Review: “Decades” by Fred Sandback at David Zwirner

by Pac Pobric

Photos by Cathy Carver © 2012 Fred Sandback Archive; courtesy of David Zwirner, New York.

Certain things about Fred Sandback’s work are abundantly clear. That his central concern was the possibility of pushing “drawing in space” to its most literal (or, in other words, to its most abstract) is plain enough to see. The open/closed dichotomy that Modern sculpture had begun to deconstruct with Picasso’s 1914 Guitar was blown wide open with Sandback’s yarn work.

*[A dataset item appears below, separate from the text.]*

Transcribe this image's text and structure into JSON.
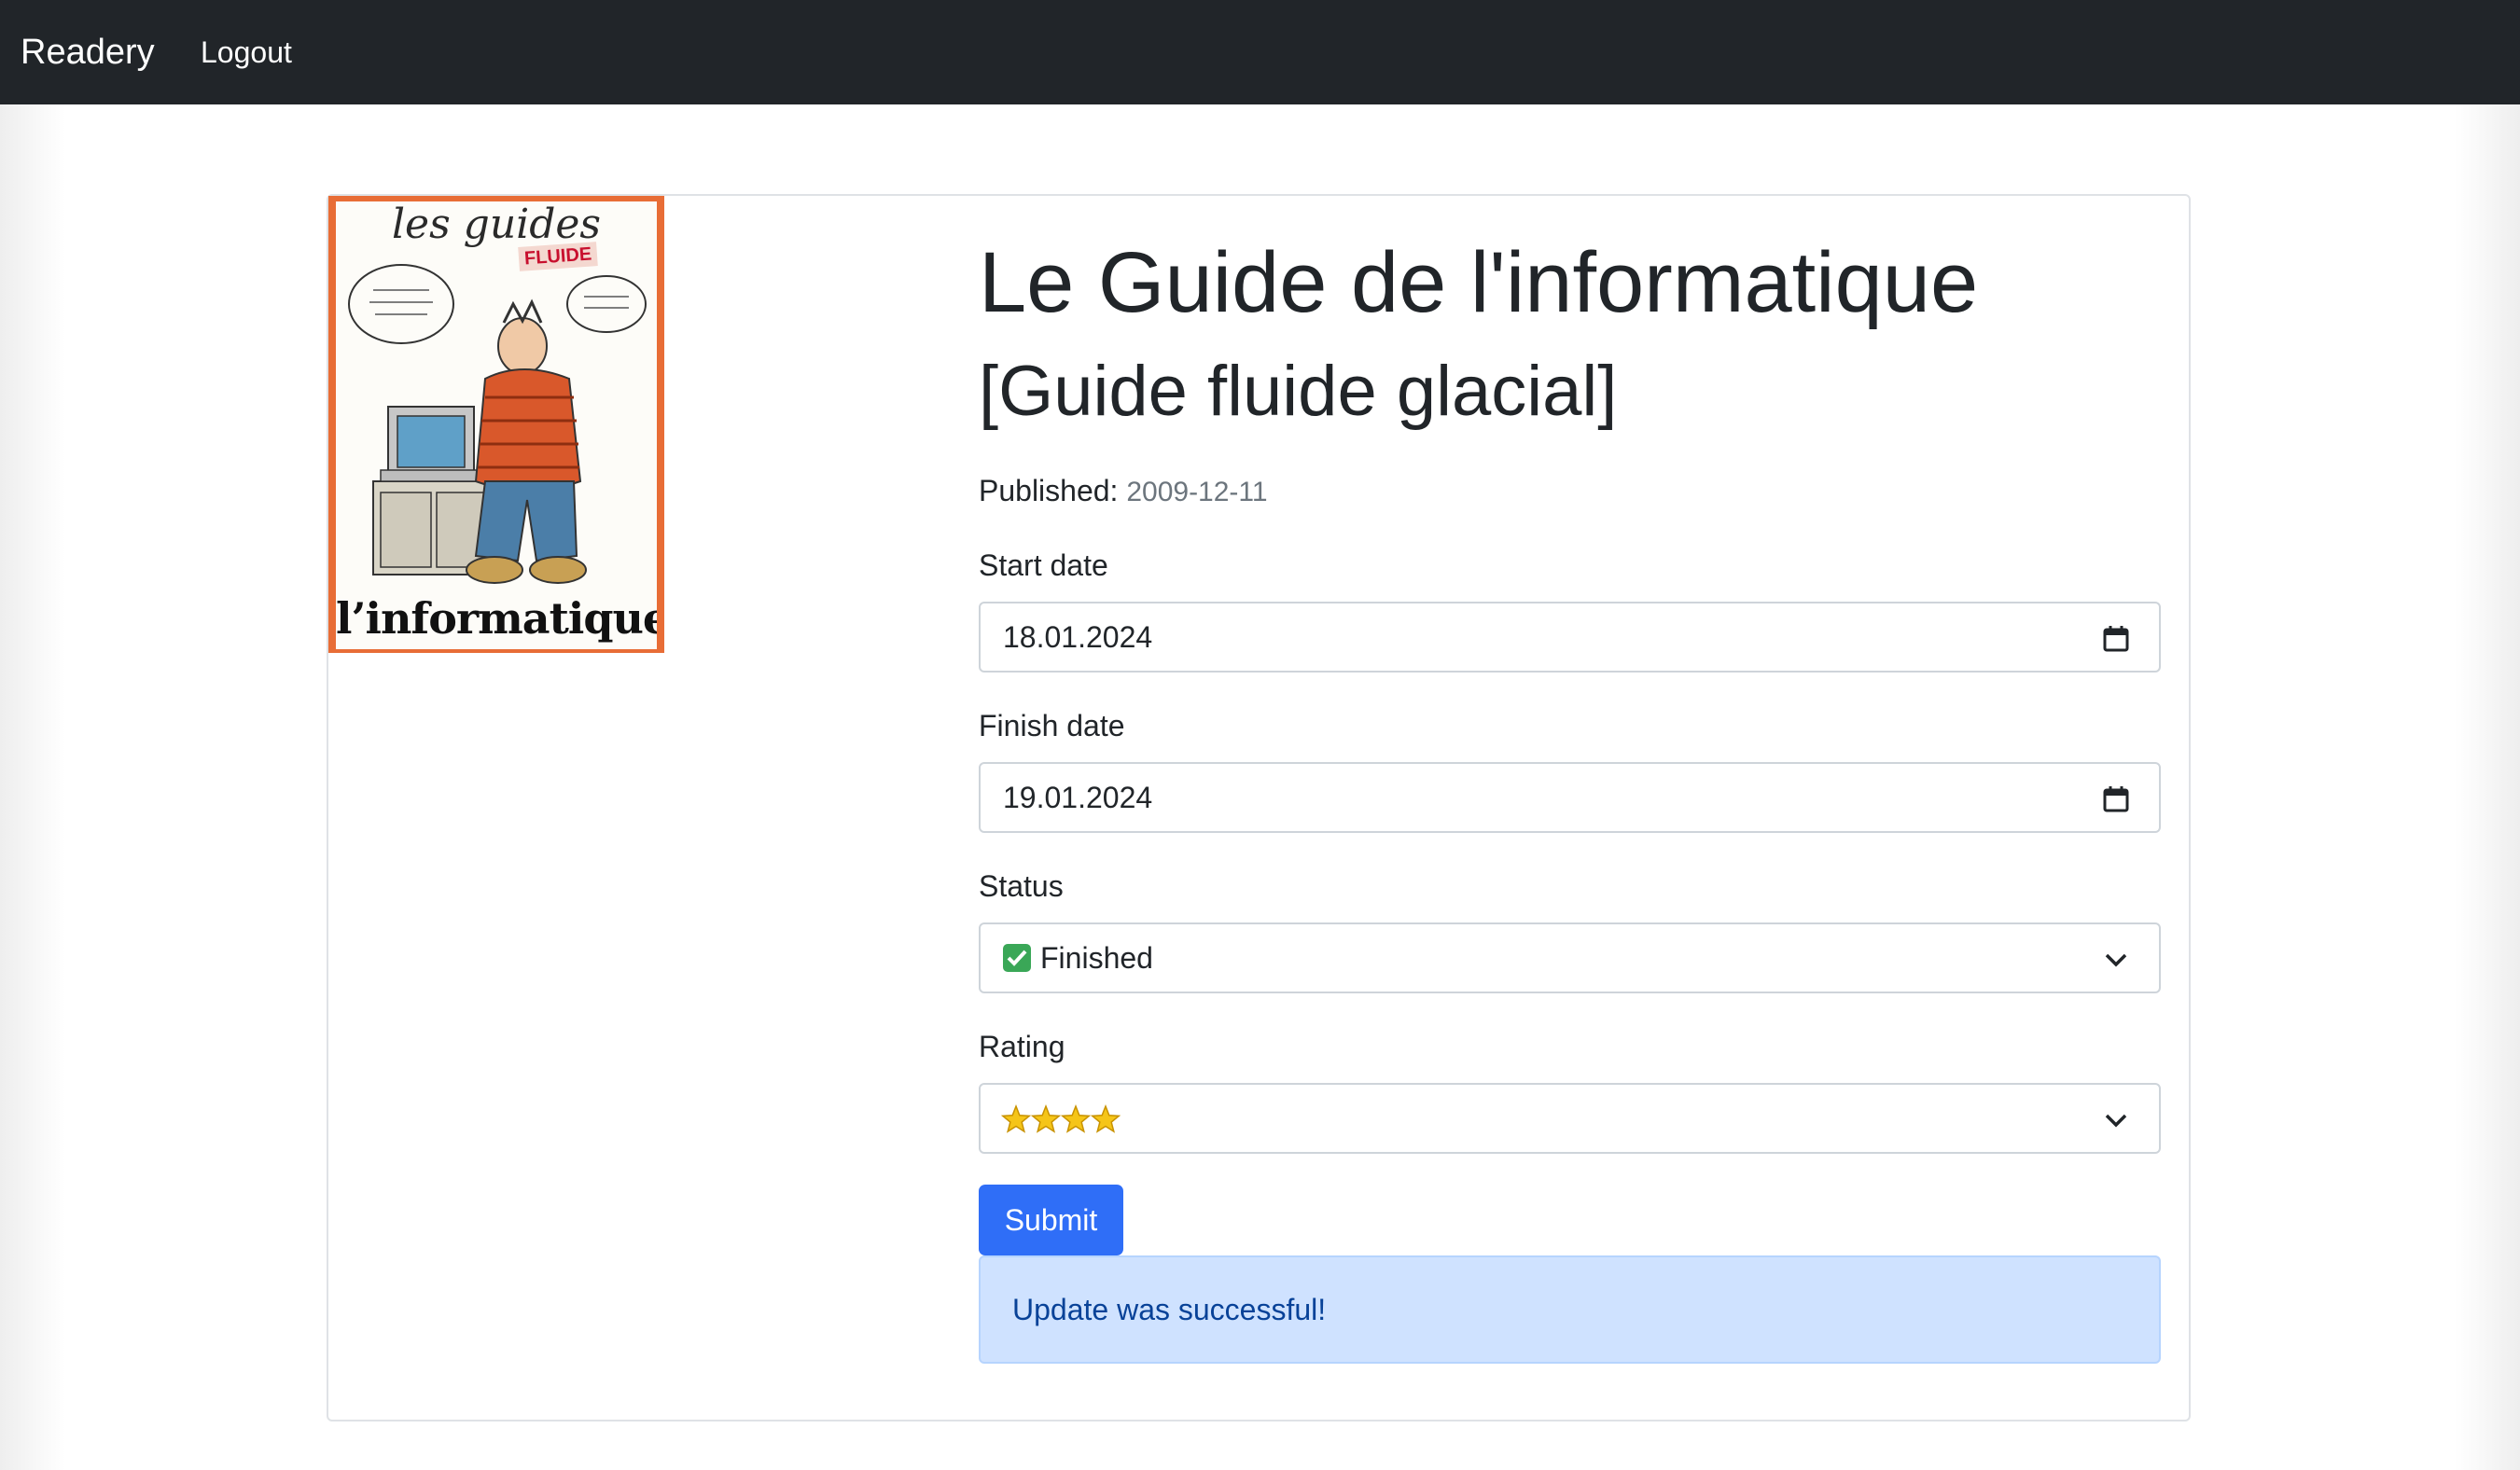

Yet it did so only through a greater achievement: the articulation of a drawing-as-sculpture opposition pushed each to its limit, which is to say as far from one another as possible. The two-dimensional drawings that serve as “models” for Sandback’s three-dimensional work do so only ostensibly. As the artist noted in 1975:  “I don’t have an idea first and then find a way to express it. That happens all at once.”      

                  Photos by Cathy Carver © 2012 Fred Sandback Archive; courtesy of David Zwirner, New York.    

The drawings in fact follow their own logic insofar as they are able to do what drawing cannot help but do: put figures in space.

None of the more “abstract” two-line drawings (as opposed to the “models” for sculptural work) shown at David Zwirner feature intersecting lines. There’s a good reason for that: it would simply flatten the image too much, whereas the goal of all drawing (and not only Sandback’s) is the elaboration of a form in space, however abstract. Especially because all these drawings feature only one color, an intersection would beg the question: which line crosses which? Because it would be impossible to answer, the point of intersection would be a point of flatness in otherwise illusionistic space. The result would be a confused image. 

                      Photos by Cathy Carver © 2012 Fred Sandback Archive; courtesy of David Zwirner, New York. 


With drawing trapped in two dimensions, Sandback’s sculpture does its work in three, carving the space which it intersects into perpetually shifting sections. More apparent in this exhibit than others, however, is Sandback’s relative inability to wrestle with color. The exclusive use of yellow or black in each drawing brings to bear the more varied use of colored yarn in the sculptures, but doesn’t do it any favors. Untitled (Sculptural Study, Twelve Part Vertical Construction) does in fact read as more of a study than a finished work. Its use of a pale yellow in tandem with black and a darkened blue betray that Sandback didn’t have a painter’s natural eye for color. If it’s a work in progress, one is left to imagine that the central question left unaddressed is how to more fully integrate the colors.

                    Photos by Cathy Carver © 2012 Fred Sandback Archive; courtesy of David Zwirner, New York.

But color, in the end, is a principal issue only for painting, not for sculpture or drawing. That Sandback’s work entirely bypasses the problems of painting is probably made most clear by an untitled glass construction that is truly out of place in the exhibit. The work calls to mind Newman or Marden, but its diminutive size betrays its timidity in engaging with painting. Sandback’s best work was of a different order. His concern was for drawing, in two dimensions and three.

Share Button
This entry was posted in Reviews. Bookmark the permalink.

Leave a Reply

Your email address will not be published. Required fields are marked *


4 + = five

You may use these HTML tags and attributes: <a href="" title=""> <abbr title=""> <acronym title=""> <b> <blockquote cite=""> <cite> <code> <del datetime=""> <em> <i> <q cite=""> <strike> <strong>